(Stored items from a collection)
****
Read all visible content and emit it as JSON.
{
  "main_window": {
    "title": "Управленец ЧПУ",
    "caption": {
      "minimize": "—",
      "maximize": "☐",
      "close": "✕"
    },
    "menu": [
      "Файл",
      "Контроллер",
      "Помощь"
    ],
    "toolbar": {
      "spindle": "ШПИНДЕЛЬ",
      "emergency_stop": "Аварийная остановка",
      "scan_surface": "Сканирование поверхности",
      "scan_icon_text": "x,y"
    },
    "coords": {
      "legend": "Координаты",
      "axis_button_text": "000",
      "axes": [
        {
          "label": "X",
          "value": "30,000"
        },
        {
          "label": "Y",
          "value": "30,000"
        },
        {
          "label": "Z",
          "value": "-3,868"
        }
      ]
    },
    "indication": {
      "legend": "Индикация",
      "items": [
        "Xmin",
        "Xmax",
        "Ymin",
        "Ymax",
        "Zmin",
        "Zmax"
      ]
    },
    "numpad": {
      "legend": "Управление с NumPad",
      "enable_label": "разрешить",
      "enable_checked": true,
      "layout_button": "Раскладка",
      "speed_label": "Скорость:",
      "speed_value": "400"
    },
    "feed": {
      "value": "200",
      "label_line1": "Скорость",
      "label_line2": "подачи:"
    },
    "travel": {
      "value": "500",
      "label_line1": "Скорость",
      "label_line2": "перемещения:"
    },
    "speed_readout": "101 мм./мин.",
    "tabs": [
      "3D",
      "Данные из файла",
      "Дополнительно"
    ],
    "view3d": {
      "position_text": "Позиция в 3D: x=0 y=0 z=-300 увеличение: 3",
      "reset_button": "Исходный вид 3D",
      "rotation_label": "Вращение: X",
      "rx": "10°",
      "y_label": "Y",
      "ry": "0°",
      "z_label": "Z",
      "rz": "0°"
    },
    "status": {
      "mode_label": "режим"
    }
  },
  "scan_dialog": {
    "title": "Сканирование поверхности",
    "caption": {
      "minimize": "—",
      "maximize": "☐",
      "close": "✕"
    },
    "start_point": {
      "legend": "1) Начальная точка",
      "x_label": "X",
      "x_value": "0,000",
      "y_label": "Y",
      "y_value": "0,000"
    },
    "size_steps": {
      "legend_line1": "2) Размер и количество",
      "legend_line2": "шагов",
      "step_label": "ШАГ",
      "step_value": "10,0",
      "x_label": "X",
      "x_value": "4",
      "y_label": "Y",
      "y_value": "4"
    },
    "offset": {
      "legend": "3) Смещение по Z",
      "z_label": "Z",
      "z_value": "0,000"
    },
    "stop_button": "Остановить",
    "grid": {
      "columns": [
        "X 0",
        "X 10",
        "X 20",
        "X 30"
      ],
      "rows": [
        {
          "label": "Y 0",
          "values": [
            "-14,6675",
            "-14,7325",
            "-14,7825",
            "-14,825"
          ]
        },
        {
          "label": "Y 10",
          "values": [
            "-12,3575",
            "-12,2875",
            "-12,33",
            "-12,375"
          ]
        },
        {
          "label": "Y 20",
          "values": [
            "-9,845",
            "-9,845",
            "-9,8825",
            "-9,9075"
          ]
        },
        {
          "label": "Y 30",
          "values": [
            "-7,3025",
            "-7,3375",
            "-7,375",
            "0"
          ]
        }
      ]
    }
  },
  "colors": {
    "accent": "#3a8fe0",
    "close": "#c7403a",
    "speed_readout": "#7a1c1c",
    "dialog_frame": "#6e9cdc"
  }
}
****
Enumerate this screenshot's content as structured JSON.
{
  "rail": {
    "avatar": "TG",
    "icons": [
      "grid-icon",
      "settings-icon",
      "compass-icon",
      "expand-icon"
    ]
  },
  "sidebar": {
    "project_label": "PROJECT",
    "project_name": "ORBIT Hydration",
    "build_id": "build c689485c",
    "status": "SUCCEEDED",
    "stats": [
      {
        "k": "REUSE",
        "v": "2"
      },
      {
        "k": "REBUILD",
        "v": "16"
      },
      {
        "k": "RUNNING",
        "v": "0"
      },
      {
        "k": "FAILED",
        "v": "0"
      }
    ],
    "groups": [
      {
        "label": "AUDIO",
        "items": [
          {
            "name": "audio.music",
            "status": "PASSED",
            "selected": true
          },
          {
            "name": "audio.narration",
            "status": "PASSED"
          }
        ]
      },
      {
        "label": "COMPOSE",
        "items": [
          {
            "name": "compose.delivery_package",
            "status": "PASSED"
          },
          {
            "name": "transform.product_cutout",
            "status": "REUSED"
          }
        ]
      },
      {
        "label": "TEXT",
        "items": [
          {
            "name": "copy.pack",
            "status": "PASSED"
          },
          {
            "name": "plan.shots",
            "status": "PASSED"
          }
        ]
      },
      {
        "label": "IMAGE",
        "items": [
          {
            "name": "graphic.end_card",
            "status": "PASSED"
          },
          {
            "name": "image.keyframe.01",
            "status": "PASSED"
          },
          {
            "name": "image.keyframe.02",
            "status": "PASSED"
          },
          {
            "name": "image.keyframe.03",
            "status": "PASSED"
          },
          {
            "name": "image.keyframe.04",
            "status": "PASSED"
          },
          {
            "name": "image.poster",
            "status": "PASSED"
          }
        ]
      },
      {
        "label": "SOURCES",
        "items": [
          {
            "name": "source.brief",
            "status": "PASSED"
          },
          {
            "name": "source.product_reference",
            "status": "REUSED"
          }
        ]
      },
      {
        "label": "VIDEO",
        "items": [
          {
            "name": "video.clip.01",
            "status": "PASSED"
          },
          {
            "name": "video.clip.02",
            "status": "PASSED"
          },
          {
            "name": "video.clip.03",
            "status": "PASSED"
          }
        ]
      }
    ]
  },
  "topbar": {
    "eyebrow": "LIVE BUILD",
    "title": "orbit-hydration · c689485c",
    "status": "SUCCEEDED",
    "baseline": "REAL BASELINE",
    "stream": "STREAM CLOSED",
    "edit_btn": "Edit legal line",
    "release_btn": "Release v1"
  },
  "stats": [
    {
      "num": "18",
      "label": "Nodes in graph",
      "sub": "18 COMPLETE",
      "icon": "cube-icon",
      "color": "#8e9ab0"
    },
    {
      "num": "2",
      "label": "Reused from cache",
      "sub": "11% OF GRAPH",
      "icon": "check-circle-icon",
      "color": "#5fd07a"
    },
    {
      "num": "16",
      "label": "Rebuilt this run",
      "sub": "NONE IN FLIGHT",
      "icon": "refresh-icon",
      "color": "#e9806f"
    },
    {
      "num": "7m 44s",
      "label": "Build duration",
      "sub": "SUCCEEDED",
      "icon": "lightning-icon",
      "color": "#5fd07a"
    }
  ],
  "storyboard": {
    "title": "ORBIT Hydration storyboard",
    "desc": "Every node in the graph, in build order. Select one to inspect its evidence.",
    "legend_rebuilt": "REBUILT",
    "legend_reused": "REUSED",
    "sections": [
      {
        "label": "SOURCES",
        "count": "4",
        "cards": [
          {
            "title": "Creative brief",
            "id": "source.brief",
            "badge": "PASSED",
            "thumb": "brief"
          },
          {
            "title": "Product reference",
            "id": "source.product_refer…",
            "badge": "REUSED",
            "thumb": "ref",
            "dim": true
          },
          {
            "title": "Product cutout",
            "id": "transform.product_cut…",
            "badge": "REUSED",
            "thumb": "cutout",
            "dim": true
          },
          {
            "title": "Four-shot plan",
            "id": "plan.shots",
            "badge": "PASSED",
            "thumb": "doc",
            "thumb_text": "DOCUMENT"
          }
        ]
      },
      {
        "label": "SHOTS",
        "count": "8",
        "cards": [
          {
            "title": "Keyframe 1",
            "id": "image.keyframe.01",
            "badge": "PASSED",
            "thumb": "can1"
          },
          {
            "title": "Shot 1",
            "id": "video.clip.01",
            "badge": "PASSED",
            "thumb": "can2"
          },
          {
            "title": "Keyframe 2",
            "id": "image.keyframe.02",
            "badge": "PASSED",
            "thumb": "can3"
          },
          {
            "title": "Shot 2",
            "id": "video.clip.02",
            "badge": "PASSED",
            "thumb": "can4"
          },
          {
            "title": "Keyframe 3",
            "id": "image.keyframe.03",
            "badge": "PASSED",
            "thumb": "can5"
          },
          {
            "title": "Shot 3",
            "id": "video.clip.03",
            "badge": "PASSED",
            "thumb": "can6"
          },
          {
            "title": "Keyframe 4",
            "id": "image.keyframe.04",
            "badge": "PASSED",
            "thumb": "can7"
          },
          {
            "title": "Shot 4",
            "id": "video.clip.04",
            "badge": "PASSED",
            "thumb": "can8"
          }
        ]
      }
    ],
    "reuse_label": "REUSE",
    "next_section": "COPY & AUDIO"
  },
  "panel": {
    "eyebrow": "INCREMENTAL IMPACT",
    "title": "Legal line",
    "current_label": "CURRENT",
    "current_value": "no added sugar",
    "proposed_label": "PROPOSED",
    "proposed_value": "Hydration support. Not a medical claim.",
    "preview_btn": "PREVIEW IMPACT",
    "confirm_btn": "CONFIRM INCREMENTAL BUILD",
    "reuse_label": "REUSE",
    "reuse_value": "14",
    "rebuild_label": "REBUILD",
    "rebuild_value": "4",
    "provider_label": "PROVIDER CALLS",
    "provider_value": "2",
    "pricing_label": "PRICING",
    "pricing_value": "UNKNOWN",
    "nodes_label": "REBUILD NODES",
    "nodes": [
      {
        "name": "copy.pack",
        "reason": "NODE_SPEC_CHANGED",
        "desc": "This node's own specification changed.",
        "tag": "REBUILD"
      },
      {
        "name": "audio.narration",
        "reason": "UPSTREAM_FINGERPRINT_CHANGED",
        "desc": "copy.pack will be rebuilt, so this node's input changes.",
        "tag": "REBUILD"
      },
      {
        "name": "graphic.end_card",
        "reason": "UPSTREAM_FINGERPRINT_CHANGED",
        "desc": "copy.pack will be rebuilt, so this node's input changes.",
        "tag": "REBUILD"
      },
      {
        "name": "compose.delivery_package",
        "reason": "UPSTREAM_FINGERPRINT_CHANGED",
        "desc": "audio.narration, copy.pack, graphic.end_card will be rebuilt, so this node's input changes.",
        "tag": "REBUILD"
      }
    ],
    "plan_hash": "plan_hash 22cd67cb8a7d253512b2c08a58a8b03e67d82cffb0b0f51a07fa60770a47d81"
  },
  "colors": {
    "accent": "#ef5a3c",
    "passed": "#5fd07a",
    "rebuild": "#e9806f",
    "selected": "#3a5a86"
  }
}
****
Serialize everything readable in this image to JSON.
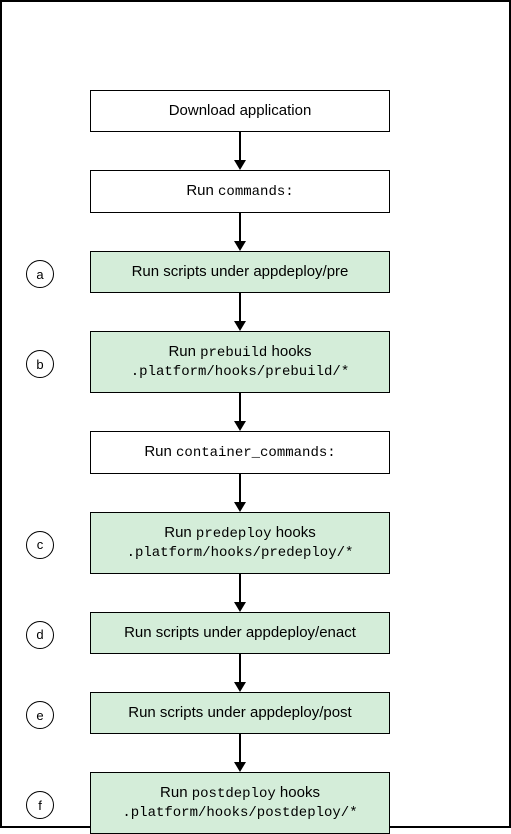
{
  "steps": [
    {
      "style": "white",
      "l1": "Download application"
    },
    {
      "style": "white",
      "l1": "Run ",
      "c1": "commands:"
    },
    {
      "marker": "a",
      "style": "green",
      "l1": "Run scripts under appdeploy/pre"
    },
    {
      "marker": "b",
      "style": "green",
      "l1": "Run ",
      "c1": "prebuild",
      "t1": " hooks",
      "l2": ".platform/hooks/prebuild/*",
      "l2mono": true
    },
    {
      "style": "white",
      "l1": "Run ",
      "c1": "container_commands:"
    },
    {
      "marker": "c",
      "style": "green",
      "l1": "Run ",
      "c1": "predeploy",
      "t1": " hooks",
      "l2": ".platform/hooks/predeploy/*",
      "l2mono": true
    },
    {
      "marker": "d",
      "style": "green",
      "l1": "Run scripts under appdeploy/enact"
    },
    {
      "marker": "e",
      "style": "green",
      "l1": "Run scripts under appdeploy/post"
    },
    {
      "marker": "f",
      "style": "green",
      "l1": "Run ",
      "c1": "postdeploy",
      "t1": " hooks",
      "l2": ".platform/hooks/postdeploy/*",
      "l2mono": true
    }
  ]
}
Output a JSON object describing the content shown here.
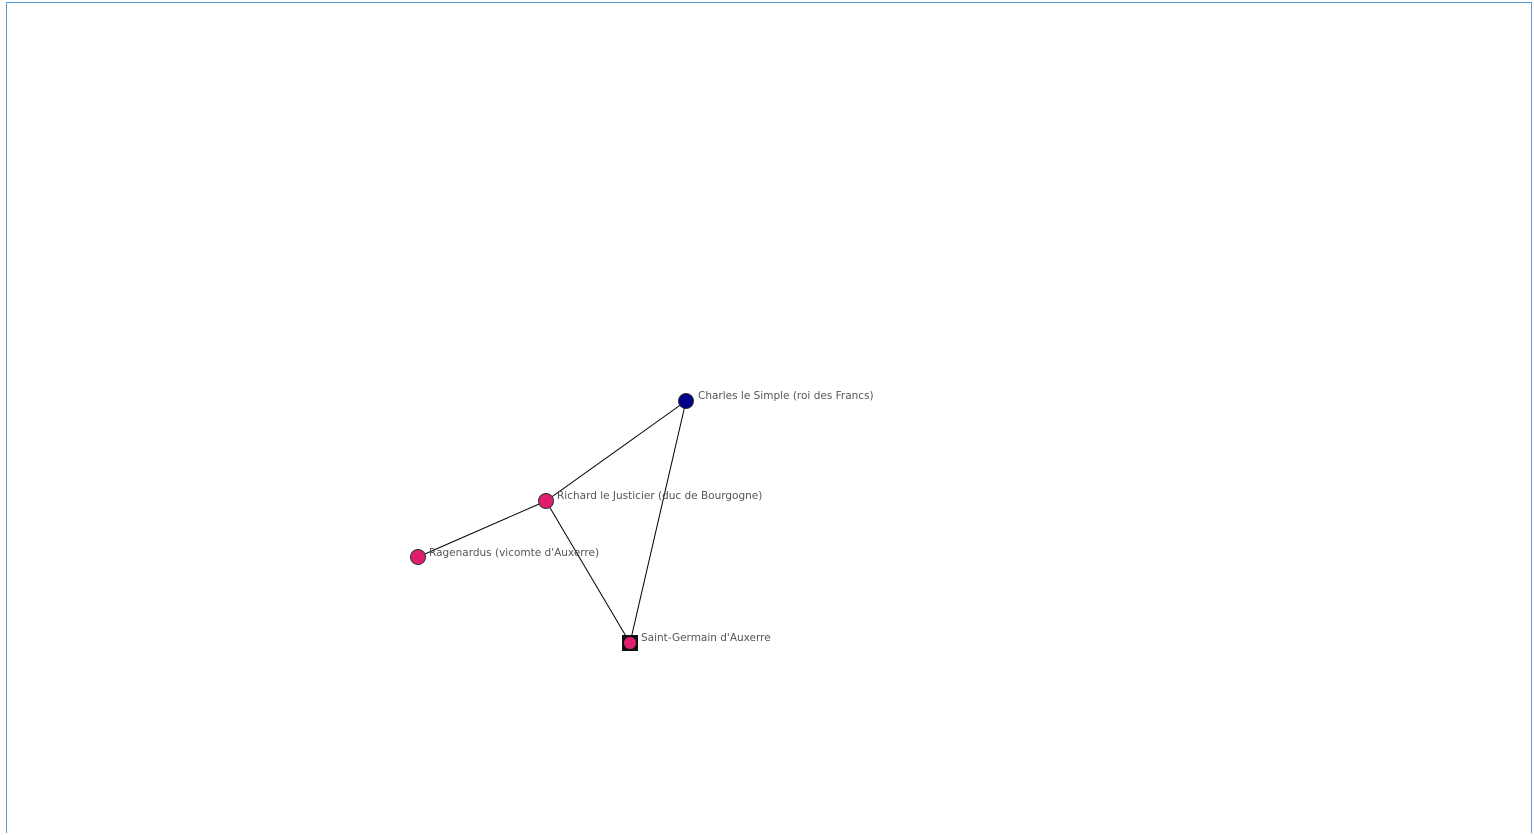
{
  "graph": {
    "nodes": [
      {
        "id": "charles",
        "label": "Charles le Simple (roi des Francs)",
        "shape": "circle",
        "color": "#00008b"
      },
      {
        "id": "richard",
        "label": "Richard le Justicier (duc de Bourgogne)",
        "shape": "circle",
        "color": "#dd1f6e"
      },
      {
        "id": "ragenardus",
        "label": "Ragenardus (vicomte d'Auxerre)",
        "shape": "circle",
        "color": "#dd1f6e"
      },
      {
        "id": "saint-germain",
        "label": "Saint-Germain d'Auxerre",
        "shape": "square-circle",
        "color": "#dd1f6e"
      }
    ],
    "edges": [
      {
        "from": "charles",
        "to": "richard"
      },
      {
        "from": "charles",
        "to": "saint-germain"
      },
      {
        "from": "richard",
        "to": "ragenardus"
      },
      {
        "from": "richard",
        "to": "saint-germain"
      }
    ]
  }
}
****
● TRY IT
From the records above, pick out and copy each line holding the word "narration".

● ANSWER AREA
            "name": "audio.narration",
        "name": "audio.narration",
        "desc": "audio.narration, copy.pack, graphic.end_card will be rebuilt, so this node's input changes.",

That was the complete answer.